Work complexity and autonomy are the two largest factors in deciding workplace satisfaction, suggested findings reported in a 1985 article in The New York Times.

The findings came from research by Dr. Jeylan T. Mortimer and Dr. Melvin L. Kohn and seems to agree with a more recent discussion on the three keys to programmer workplace satisfaction (autonomy, mastery, purpose).

The most important determinant of job satisfaction is ‘work autonomy,’ or the degree to which employees feel they can make their own decisions and influence what happens on the job.

[The researcher] also found, in sharp contrast to most previous research, that income had no significant independent effect on job satisfaction. People earning high incomes typically enjoy the most autonomy on the job […] which tends to make them happy. But if one looks at individuals who have equally autonomous jobs […] then they appear equally happy with those jobs, regardless of any income disparities among them.
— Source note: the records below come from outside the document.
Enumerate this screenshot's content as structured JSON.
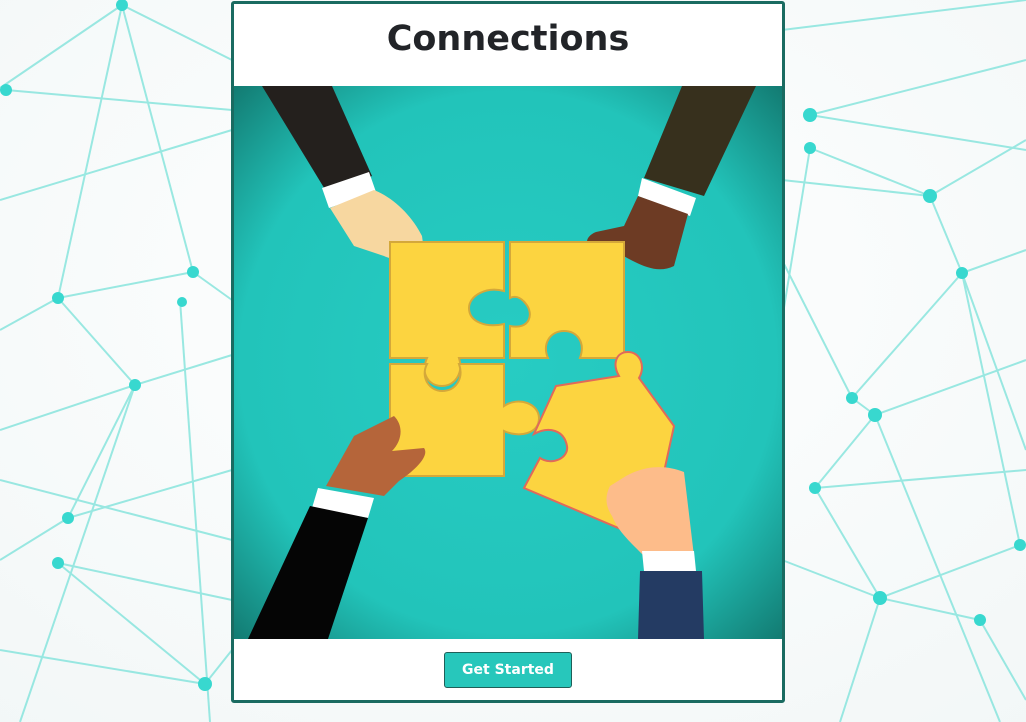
{
  "page": {
    "title": "Connections"
  },
  "hero": {
    "icon": "puzzle-hands-illustration",
    "background_color": "#25c7be"
  },
  "actions": {
    "get_started_label": "Get Started"
  },
  "theme": {
    "accent": "#27c7bb",
    "border": "#1a6b61",
    "network_line": "#7fe3dc",
    "network_node": "#38d8cf"
  }
}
Another interesting finding discussed in this article is how “the social position and job conditions” of your job influence the value systems of your children:

If the parents have jobs that allow self-direction […] then they and their children are likely to value such traits as dependabilty, curiosity and responsibility. But if the parents have a job that requires conformity to supervision, he added, then they and their children tend to value such traits as obedience, neatness and cleanliness.

Update: The current (01 July 2010) most highlighted passage on the Amazon Kindle is this, from Malcolm Gladwell’s Outliers:

Three things—autonomy, complexity, and a connection between effort and reward—are, most people agree, the three qualities that work has to have if it is to be satisfying.